Required action: All records below must be written out exactly, with the pictures excluded.

Supplied records:

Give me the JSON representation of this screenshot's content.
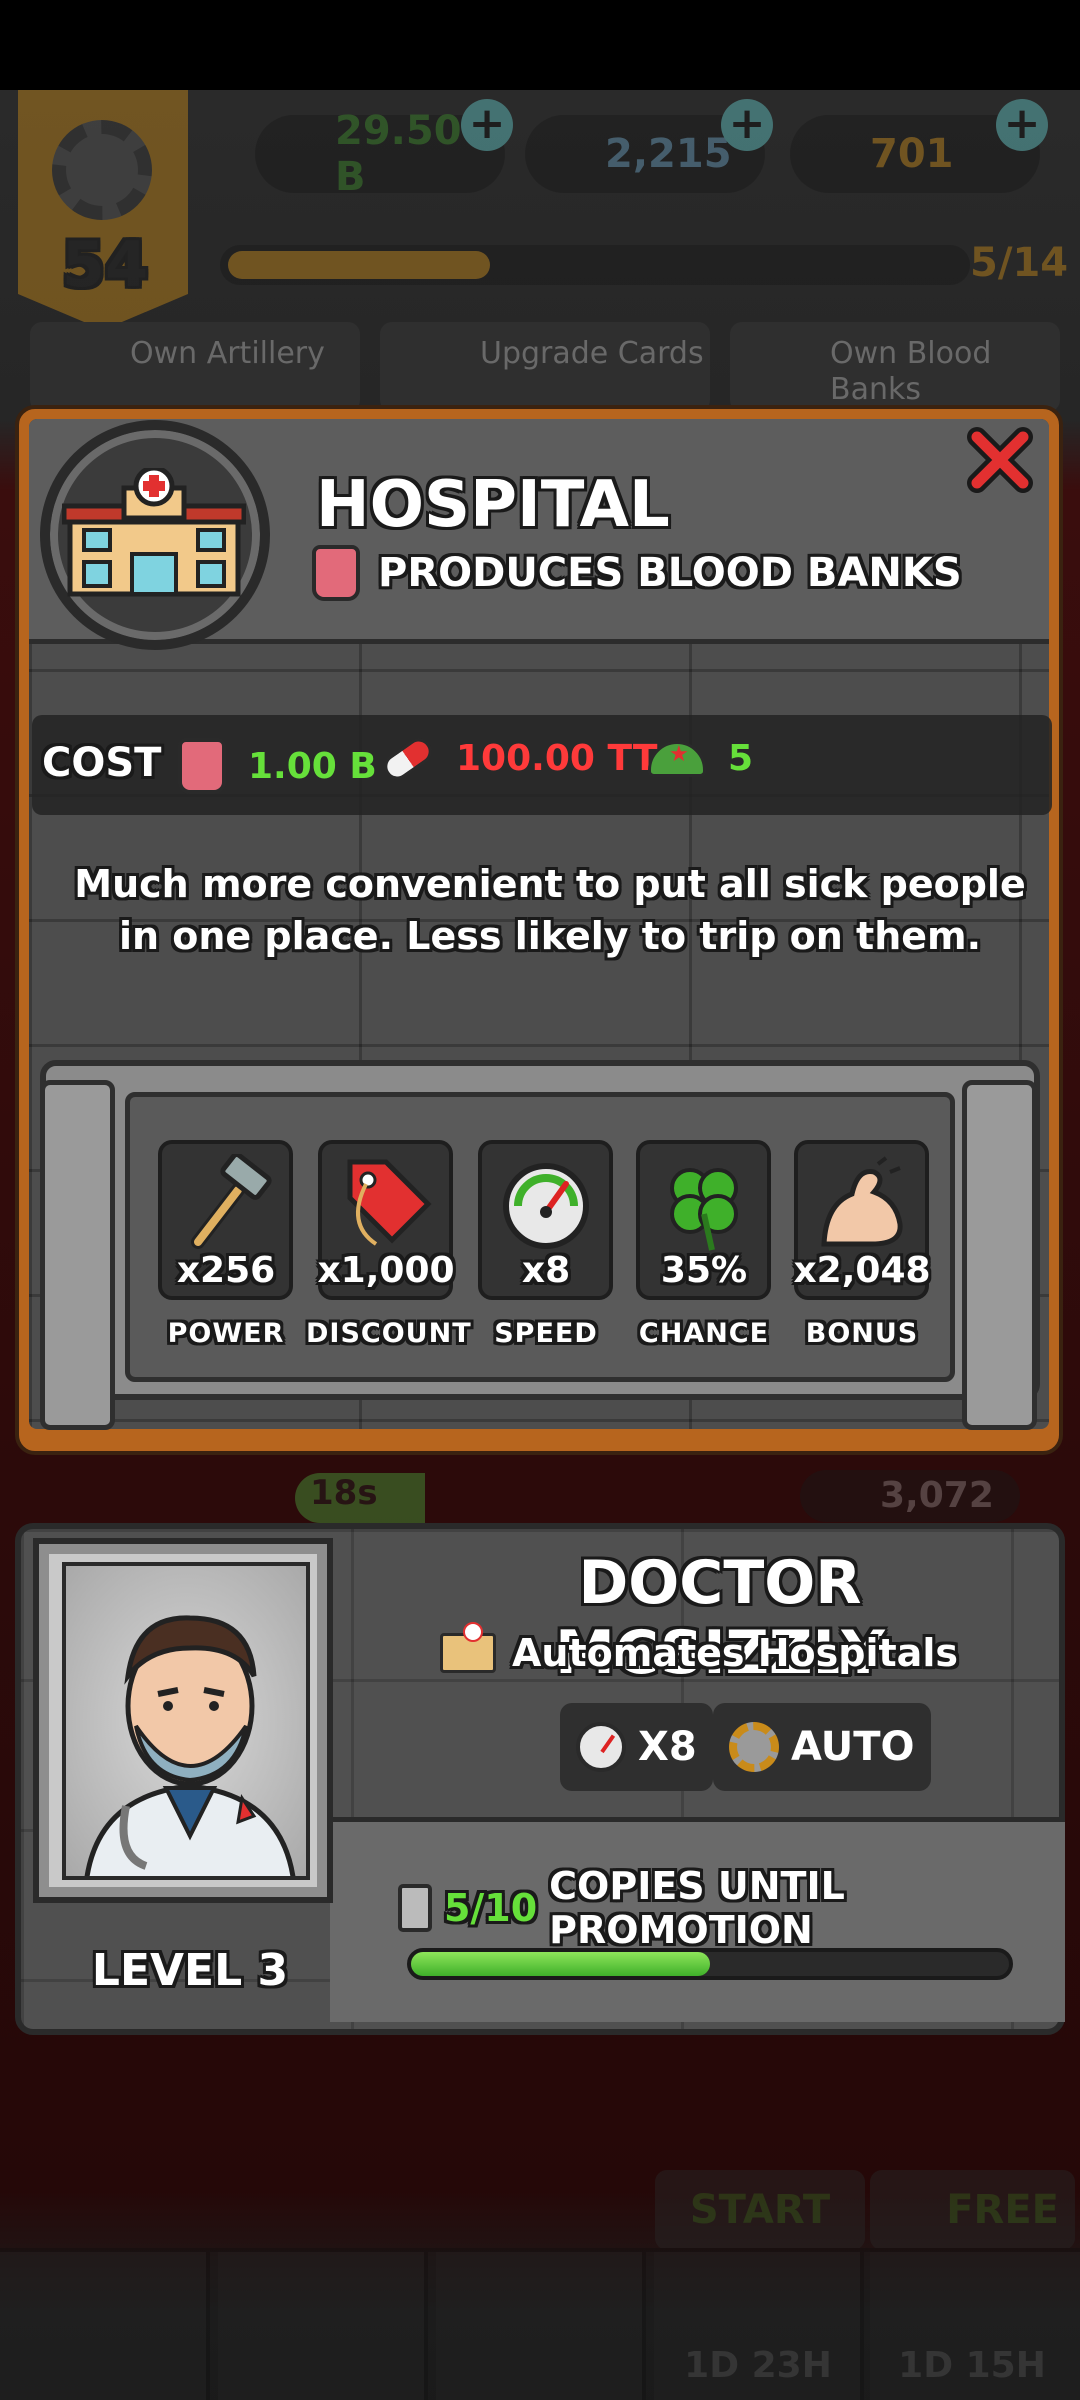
{
  "hud": {
    "level": "54",
    "resources": [
      {
        "value": "29.50 B",
        "color": "#3c8a2a"
      },
      {
        "value": "2,215",
        "color": "#6aa0c0"
      },
      {
        "value": "701",
        "color": "#c98b1a"
      }
    ],
    "progress_label": "5/14",
    "progress_value": 0.357
  },
  "quests": [
    "Own Artillery",
    "Upgrade Cards",
    "Own Blood Banks"
  ],
  "building": {
    "title": "HOSPITAL",
    "produces": "PRODUCES BLOOD BANKS",
    "cost_label": "COST",
    "costs": [
      {
        "value": "1.00 B",
        "color": "#66e03a",
        "icon": "blood-bank-icon"
      },
      {
        "value": "100.00 TT",
        "color": "#ff3a3a",
        "icon": "pill-icon"
      },
      {
        "value": "5",
        "color": "#66e03a",
        "icon": "army-cap-icon"
      }
    ],
    "description": "Much more convenient to put all sick people in one place. Less likely to trip on them.",
    "bonuses": [
      {
        "value": "x256",
        "label": "POWER",
        "icon": "hammer-icon"
      },
      {
        "value": "x1,000",
        "label": "DISCOUNT",
        "icon": "price-tag-icon"
      },
      {
        "value": "x8",
        "label": "SPEED",
        "icon": "speed-gauge-icon"
      },
      {
        "value": "35%",
        "label": "CHANCE",
        "icon": "clover-icon"
      },
      {
        "value": "x2,048",
        "label": "BONUS",
        "icon": "muscle-icon"
      }
    ]
  },
  "background_row": {
    "timer": "18s",
    "count": "3,072"
  },
  "manager": {
    "name": "DOCTOR MCSIZZLY",
    "automates": "Automates Hospitals",
    "speed_chip": "X8",
    "auto_chip": "AUTO",
    "level": "LEVEL 3",
    "copies_count": "5/10",
    "copies_text": "COPIES UNTIL PROMOTION",
    "copies_progress": 0.5
  },
  "bottom": {
    "start": "START",
    "free": "FREE",
    "timers": [
      "1D 23H",
      "1D 15H"
    ]
  },
  "colors": {
    "accent_gold": "#c98b1a",
    "modal_wood": "#b7651e",
    "panel_stone": "#4d4d4d",
    "close_red": "#e23030"
  }
}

Completed exercise:
Give me the JSON representation of this screenshot's content.
{
  "hud": {
    "level": "54",
    "resources": [
      {
        "value": "29.50 B",
        "color": "#3c8a2a"
      },
      {
        "value": "2,215",
        "color": "#6aa0c0"
      },
      {
        "value": "701",
        "color": "#c98b1a"
      }
    ],
    "progress_label": "5/14",
    "progress_value": 0.357
  },
  "quests": [
    "Own Artillery",
    "Upgrade Cards",
    "Own Blood Banks"
  ],
  "building": {
    "title": "HOSPITAL",
    "produces": "PRODUCES BLOOD BANKS",
    "cost_label": "COST",
    "costs": [
      {
        "value": "1.00 B",
        "color": "#66e03a",
        "icon": "blood-bank-icon"
      },
      {
        "value": "100.00 TT",
        "color": "#ff3a3a",
        "icon": "pill-icon"
      },
      {
        "value": "5",
        "color": "#66e03a",
        "icon": "army-cap-icon"
      }
    ],
    "description": "Much more convenient to put all sick people in one place. Less likely to trip on them.",
    "bonuses": [
      {
        "value": "x256",
        "label": "POWER",
        "icon": "hammer-icon"
      },
      {
        "value": "x1,000",
        "label": "DISCOUNT",
        "icon": "price-tag-icon"
      },
      {
        "value": "x8",
        "label": "SPEED",
        "icon": "speed-gauge-icon"
      },
      {
        "value": "35%",
        "label": "CHANCE",
        "icon": "clover-icon"
      },
      {
        "value": "x2,048",
        "label": "BONUS",
        "icon": "muscle-icon"
      }
    ]
  },
  "background_row": {
    "timer": "18s",
    "count": "3,072"
  },
  "manager": {
    "name": "DOCTOR MCSIZZLY",
    "automates": "Automates Hospitals",
    "speed_chip": "X8",
    "auto_chip": "AUTO",
    "level": "LEVEL 3",
    "copies_count": "5/10",
    "copies_text": "COPIES UNTIL PROMOTION",
    "copies_progress": 0.5
  },
  "bottom": {
    "start": "START",
    "free": "FREE",
    "timers": [
      "1D 23H",
      "1D 15H"
    ]
  },
  "colors": {
    "accent_gold": "#c98b1a",
    "modal_wood": "#b7651e",
    "panel_stone": "#4d4d4d",
    "close_red": "#e23030"
  }
}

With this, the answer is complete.